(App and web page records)
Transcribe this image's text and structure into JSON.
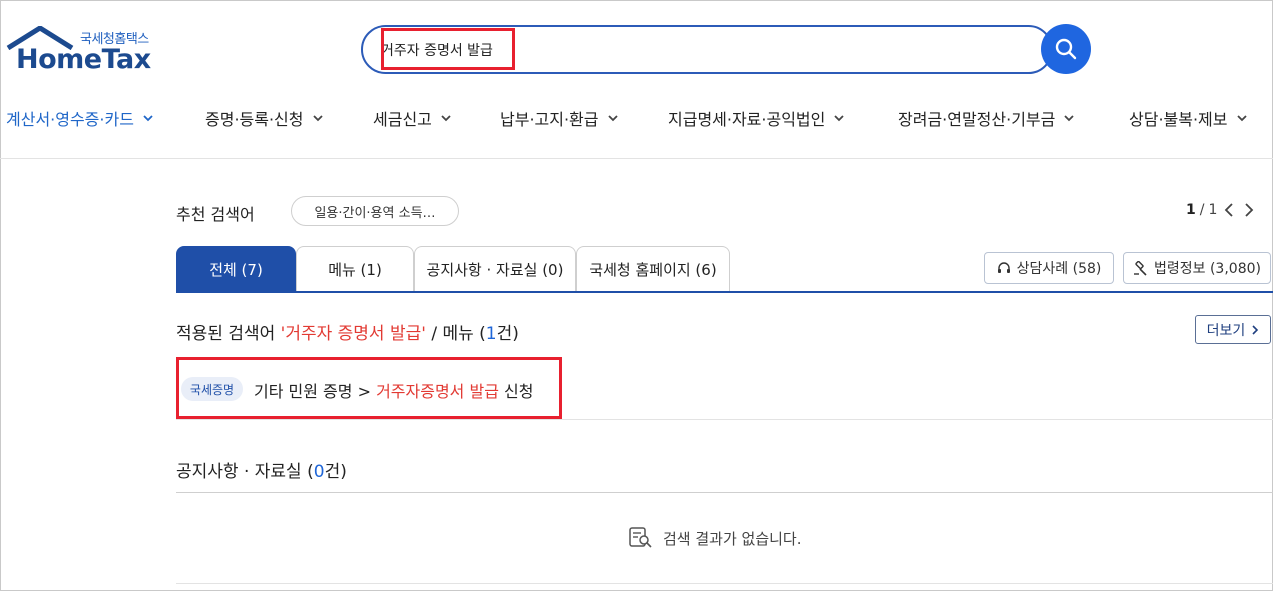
{
  "brand": {
    "sub": "국세청홈택스",
    "main": "HomeTax"
  },
  "search": {
    "value": "거주자 증명서 발급",
    "button_icon": "search-icon"
  },
  "nav": [
    {
      "label": "계산서·영수증·카드",
      "active": true
    },
    {
      "label": "증명·등록·신청",
      "active": false
    },
    {
      "label": "세금신고",
      "active": false
    },
    {
      "label": "납부·고지·환급",
      "active": false
    },
    {
      "label": "지급명세·자료·공익법인",
      "active": false
    },
    {
      "label": "장려금·연말정산·기부금",
      "active": false
    },
    {
      "label": "상담·불복·제보",
      "active": false
    }
  ],
  "recommended": {
    "label": "추천 검색어",
    "chip": "일용·간이·용역 소득…",
    "page_current": "1",
    "page_sep": "/",
    "page_total": "1"
  },
  "tabs": [
    {
      "label": "전체 (7)",
      "active": true
    },
    {
      "label": "메뉴 (1)",
      "active": false
    },
    {
      "label": "공지사항 · 자료실 (0)",
      "active": false
    },
    {
      "label": "국세청 홈페이지 (6)",
      "active": false
    }
  ],
  "side_buttons": {
    "consult": {
      "label": "상담사례 (58)",
      "icon": "headset-icon"
    },
    "law": {
      "label": "법령정보 (3,080)",
      "icon": "gavel-icon"
    }
  },
  "result": {
    "prefix": "적용된 검색어 ",
    "keyword": "'거주자 증명서 발급'",
    "middle": " / 메뉴 (",
    "count": "1",
    "suffix": "건)",
    "more": "더보기",
    "item": {
      "badge": "국세증명",
      "path": "기타 민원 증명 > ",
      "highlight": "거주자증명서 발급",
      "tail": " 신청"
    }
  },
  "notice": {
    "prefix": "공지사항 · 자료실 (",
    "count": "0",
    "suffix": "건)",
    "empty": "검색 결과가 없습니다."
  },
  "colors": {
    "primary": "#1f4fa8",
    "accent_blue": "#1f66e0",
    "highlight_red": "#e23a33",
    "annotation_red": "#e8202f"
  }
}
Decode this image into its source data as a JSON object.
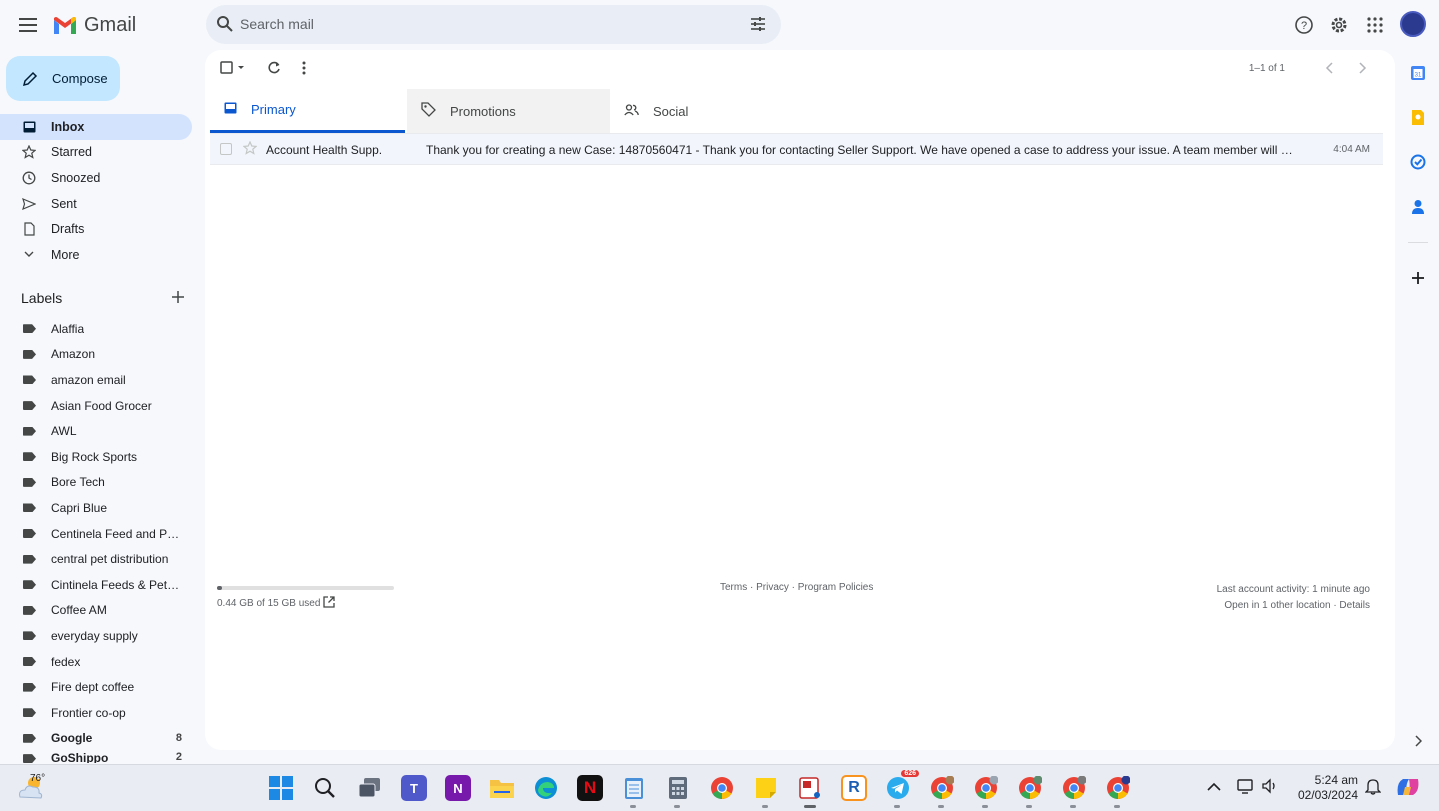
{
  "header": {
    "brand": "Gmail",
    "search_placeholder": "Search mail"
  },
  "compose_label": "Compose",
  "nav": [
    {
      "label": "Inbox",
      "icon": "inbox-icon",
      "active": true
    },
    {
      "label": "Starred",
      "icon": "star-icon"
    },
    {
      "label": "Snoozed",
      "icon": "clock-icon"
    },
    {
      "label": "Sent",
      "icon": "send-icon"
    },
    {
      "label": "Drafts",
      "icon": "draft-icon"
    },
    {
      "label": "More",
      "icon": "chevron-down-icon"
    }
  ],
  "labels_title": "Labels",
  "labels": [
    {
      "label": "Alaffia",
      "count": ""
    },
    {
      "label": "Amazon",
      "count": ""
    },
    {
      "label": "amazon email",
      "count": ""
    },
    {
      "label": "Asian Food Grocer",
      "count": ""
    },
    {
      "label": "AWL",
      "count": ""
    },
    {
      "label": "Big Rock Sports",
      "count": ""
    },
    {
      "label": "Bore Tech",
      "count": ""
    },
    {
      "label": "Capri Blue",
      "count": ""
    },
    {
      "label": "Centinela Feed and Pet ...",
      "count": ""
    },
    {
      "label": "central pet distribution",
      "count": ""
    },
    {
      "label": "Cintinela Feeds & Pet S...",
      "count": ""
    },
    {
      "label": "Coffee AM",
      "count": ""
    },
    {
      "label": "everyday supply",
      "count": ""
    },
    {
      "label": "fedex",
      "count": ""
    },
    {
      "label": "Fire dept coffee",
      "count": ""
    },
    {
      "label": "Frontier co-op",
      "count": ""
    },
    {
      "label": "Google",
      "count": "8",
      "bold": true
    },
    {
      "label": "GoShippo",
      "count": "2",
      "bold": true
    }
  ],
  "toolbar": {
    "pager": "1–1 of 1"
  },
  "tabs": {
    "primary": "Primary",
    "promotions": "Promotions",
    "social": "Social"
  },
  "email": {
    "sender": "Account Health Supp.",
    "snippet": "Thank you for creating a new Case: 14870560471 - Thank you for contacting Seller Support. We have opened a case to address your issue. A team member will follow up with you as soon as possible.",
    "time": "4:04 AM"
  },
  "footer": {
    "storage_fraction": 0.03,
    "storage_text": "0.44 GB of 15 GB used",
    "policies": "Terms · Privacy · Program Policies",
    "activity": "Last account activity: 1 minute ago",
    "other_location": "Open in 1 other location · Details"
  },
  "taskbar": {
    "temperature": "76°",
    "telegram_badge": "626",
    "time": "5:24 am",
    "date": "02/03/2024"
  },
  "colors": {
    "accent": "#0b57d0",
    "compose_bg": "#c2e7ff",
    "active_nav": "#d3e3fd"
  }
}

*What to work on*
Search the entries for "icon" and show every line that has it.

*Answer box*
    "button_icon": "search-icon"
      "icon": "headset-icon"
      "icon": "gavel-icon"
      "icon": "inbox-icon",
      "icon": "star-icon"
      "icon": "clock-icon"
      "icon": "send-icon"
      "icon": "draft-icon"
      "icon": "chevron-down-icon"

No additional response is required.